What are essential fatty acids?
body can do many things independently. But it depends on more outside sources for its overall well being. The
most important dependence the body has is food. There is a balance that exists for overall health and when we are imbalanced
we get sick. Every cell in the body requires nutrients to function. Among these nutrients are Omega-6 and Omega-3
fatty acids. The human body cannot produce these vital fats independently, so it is essential that we get these fats
from food and thus they are classified "essential fatty acids". These two families of fatty acids should be
balanced appropriately to help maintain and improve health. Inappropriate balance contributes to disease. A healthy
diet should consist of 1-4 times more Omega-6 than Omega-3. The typical American diet contains 11-30 times more Omega-6
than Omega-3. Many researchers believe this imbalance is significant to the rising rate of inflammatory diseases in
Omega-6s in our diets come mostly from grains,
such as corn, wheat, and oats.

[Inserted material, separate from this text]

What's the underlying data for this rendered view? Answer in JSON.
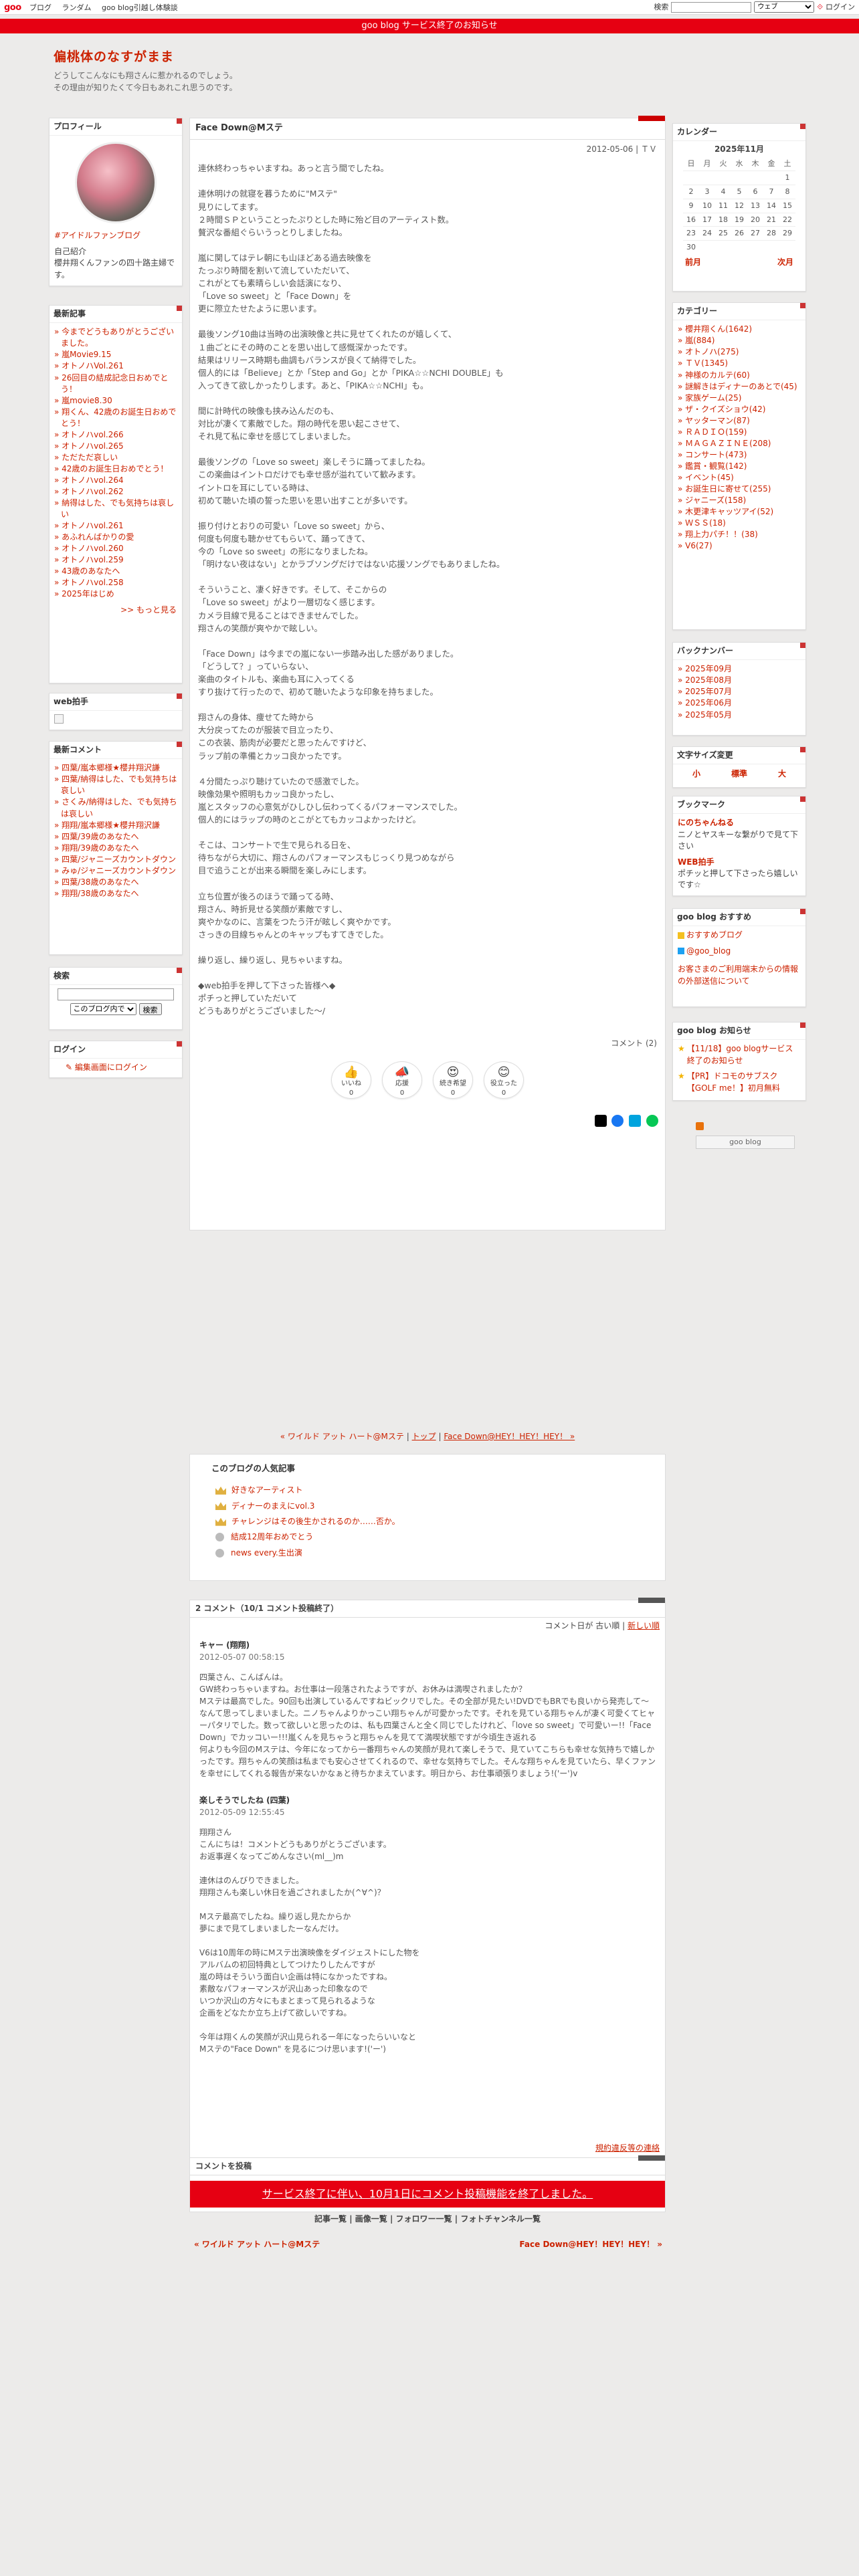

Omega-3s are found in green, leafy vegetables, such as lettuce, spinach, broccoli, and--grass.
The Omega-3's in the grass consumed by grass fed cows are stored in their tissues. Cows eating grass enhance the Omega-3
content by 60%. Therefore, eating grass fed beef will increase the amount of Omega-3's in your diet.
Eating Grass-Fed Beef gives you the same Omega-3 found in fish!
What about vitamins?
Grass-fed beef contains
less total fat, saturated fat, and calories than grain-fed beef. A grass-fed cow has twice the amount of beta-carotene (vitamin
A) than grain-fed cow. There is also three times more vitamin E in grass-fed cows than conventional cows. Switching
ruminants from their natural diet of grasses to grains lowers the nutritional value of their meat and dairy products.
What is conjugated linoleic acid (CLA)?
linoleic acid (CLA) is a group of polyunsaturated fatty acids found in beef, lamb and dairy products. These fatty acids
are produced in the rumens of ruminant animals, like cows. There is an anaerobic bacterium called Butyrivibrio fibrisolvens
that lives in the cow's rumen and it biohydrogenates linoleic and linoleic acid into what is referred to as CLA. Green
forages contain high amounts of linoleic and linoleic acid for the cow's rumen to convert to CLA. This means that a
cow eating green grass will have more CLA present than a cow fed in confinement, 2-3 times more.
CLA has been shown to combat arteriosclerosis (clogged arteries), reduce body fat, prevent or delay
the onset of diabetes, and, most importantly, prevent and fight cancer. A human would need to consume about 5 grams of CLA
daily to achieve a positive health effect. A 3.5 oz serving of grass-fed beef provides 25% of the daily CLA requirement
for a positive health effect. The same size serving of conventional beef provides just 9.6% of the daily CLA requirement.
Grains, fruits, vegetables, poultry, and pork contain very little
CLA. Grass-fed beef and dairy are the best sources of CLA.